Must you have already been published to submit an FWF project, and if so, what are the requirements?
For all FWF programmes (with the exception of PEEK and Stand-Alone Publications), applicants must show that they possess the research qualifications needed to carry out the project by means of a publication record commensurate with their career stage. Decisive criteria include peer-review, as well as the number, quality, and international nature of the publications. At the time of submission, at least two of the publications over the last five years must fulfil these criteria. Detailed information on the requirements can be found in the respective application guidelines of the programme. Should an applicant fail to meet one or more of the specified criteria, the applicant must include an explanation with the application. In cases of doubt, the decision-making bodies of the FWF shall decide whether the research qualifications are adequate.
Why are international and/or peer-reviewed publications a requirement?
Reviewers are asked to assess whether the applicants are potentially capable of carrying out the proposed research project. This is only possible if the applicant already has internationally visible publications.
Moreover, international and/or peer-reviewed publications provide reviewers with the evidence they need to determine whether the previous publications have been subject to a quality assurance procedure or are available to a broad international specialist audience that extends beyond the borders of Austria.
What is the Open Research Data Policy and the Data Management Plan (DMP)?
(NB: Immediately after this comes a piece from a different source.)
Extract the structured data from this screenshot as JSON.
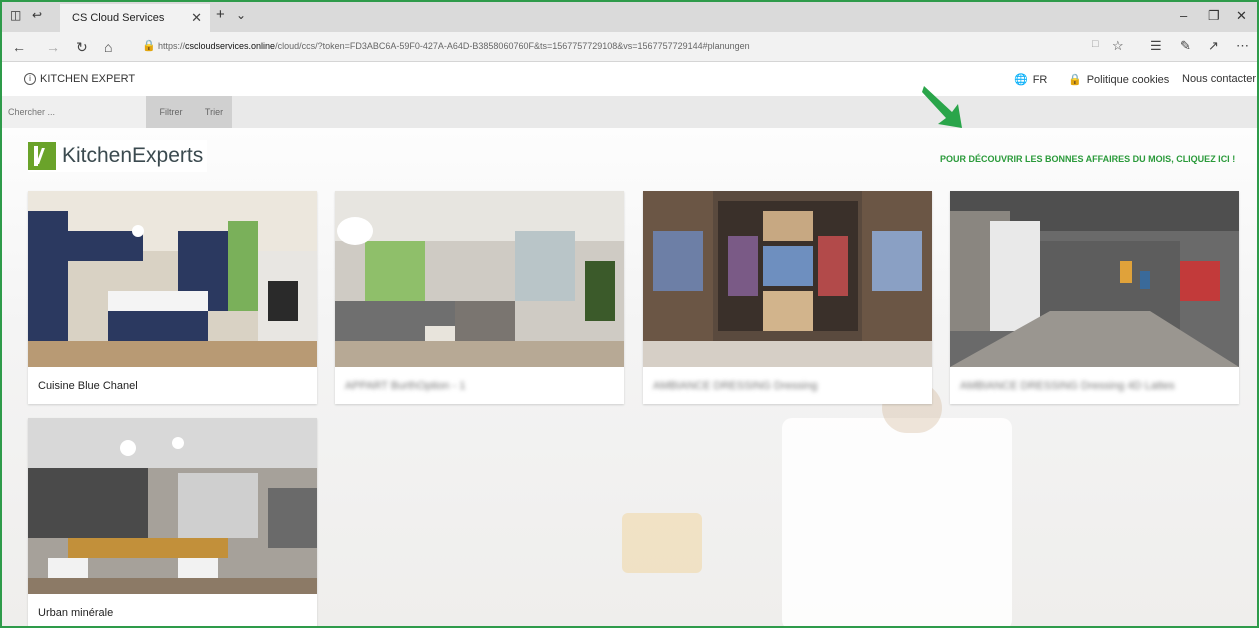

The Open Research Data Policy and the Data Management Plan describe how the data for a research project are collected, organised, saved, secured, stored, shared, archived, and destroyed. A DMP does not have to be submitted with the application but only once the project has been approved. The project cannot begin until the DMP has been submitted. Therefore, it is strongly encouraged to keep the DMP criteria in mind when preparing the application.